  • 47. Prabasari NA, Juwita L, Maryuti IA. Pengalaman keluarga dalam merawat lansia di rumah (studi fenomenologi). Jurnal Ners Lentera. 2017;5(1):56–68.
  • 48. Vincent-Onabajo G, Ali A, Hamzat T. Quality of life of nigerian informal caregivers of community-dwelling stroke survivors. Scandinavian Journal of Caring Sciences. 2013;27(4):977–982.
  • 49. Hassanzadeh F, Hojjati H. The relationship between resilience and care burden among parents of students with intellectual disability in Golestan Province, Iran, in 2016. Journal of Research in Rehabilitation Sciences. 2017;12(5):252–258. doi:
  • 50. Mashayekhi F, Rafati S, Rafati F, Pilehvarzadeh M, Mohammadi MR, Sardo. A study of caregiver burden in mothers with thalassemia children in Jiroft, 2013. Modern Care Journal. 2014;11(3):229–235.
  • 51. Garmabi MI, Pourmohamadreza TM. The prediction of tolerance level of mothers with educable and intellectual disabled children based on their religious attitudes.
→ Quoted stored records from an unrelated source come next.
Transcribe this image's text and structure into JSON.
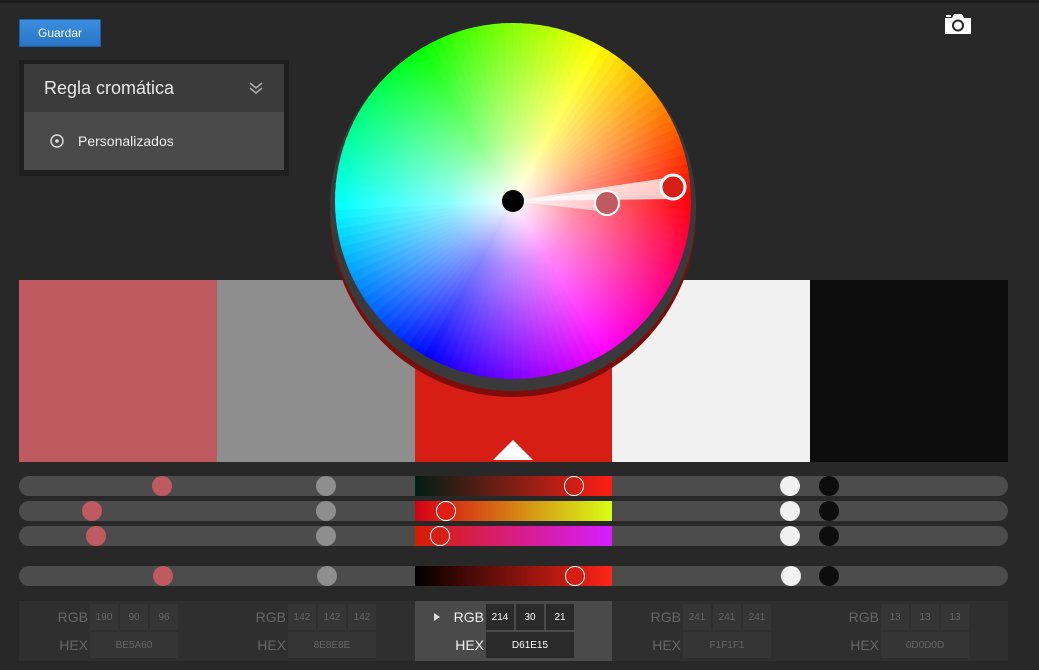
{
  "toolbar": {
    "save_label": "Guardar"
  },
  "rule_panel": {
    "title": "Regla cromática",
    "option": "Personalizados"
  },
  "swatches": [
    {
      "color": "#BE5A60"
    },
    {
      "color": "#8E8E8E"
    },
    {
      "color": "#D61E15"
    },
    {
      "color": "#F1F1F1"
    },
    {
      "color": "#0D0D0D"
    }
  ],
  "values": [
    {
      "rgb_label": "RGB",
      "hex_label": "HEX",
      "r": "190",
      "g": "90",
      "b": "96",
      "hex": "BE5A60"
    },
    {
      "rgb_label": "RGB",
      "hex_label": "HEX",
      "r": "142",
      "g": "142",
      "b": "142",
      "hex": "8E8E8E"
    },
    {
      "rgb_label": "RGB",
      "hex_label": "HEX",
      "r": "214",
      "g": "30",
      "b": "21",
      "hex": "D61E15"
    },
    {
      "rgb_label": "RGB",
      "hex_label": "HEX",
      "r": "241",
      "g": "241",
      "b": "241",
      "hex": "F1F1F1"
    },
    {
      "rgb_label": "RGB",
      "hex_label": "HEX",
      "r": "13",
      "g": "13",
      "b": "13",
      "hex": "0D0D0D"
    }
  ],
  "active_swatch_index": 2,
  "icons": {
    "camera": "camera-icon",
    "chevron": "double-chevron-down-icon",
    "radio": "radio-target-icon"
  }
}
Social Welfare Quarterly. 2014;13(51):151–165.

Figure & Data



    Citations to this article as recorded by  
    • Relationship between Care Burden and Health Anxiety in the Family Caregivers of the Older Adults with Alzheimer’s Disease
      Mohammad Sadegh Sargolzaei, Daniyal Kohestani, Tahereh Alsadat Khoubbin Khoshnazar, Hossein Asghari Asl
      Ageing International.2023;[Epub]     CrossRef

    Country-specific access statistics

    United States 249
    Excel Download
    We recommend

    RCPHN : Research in Community and Public Health Nursing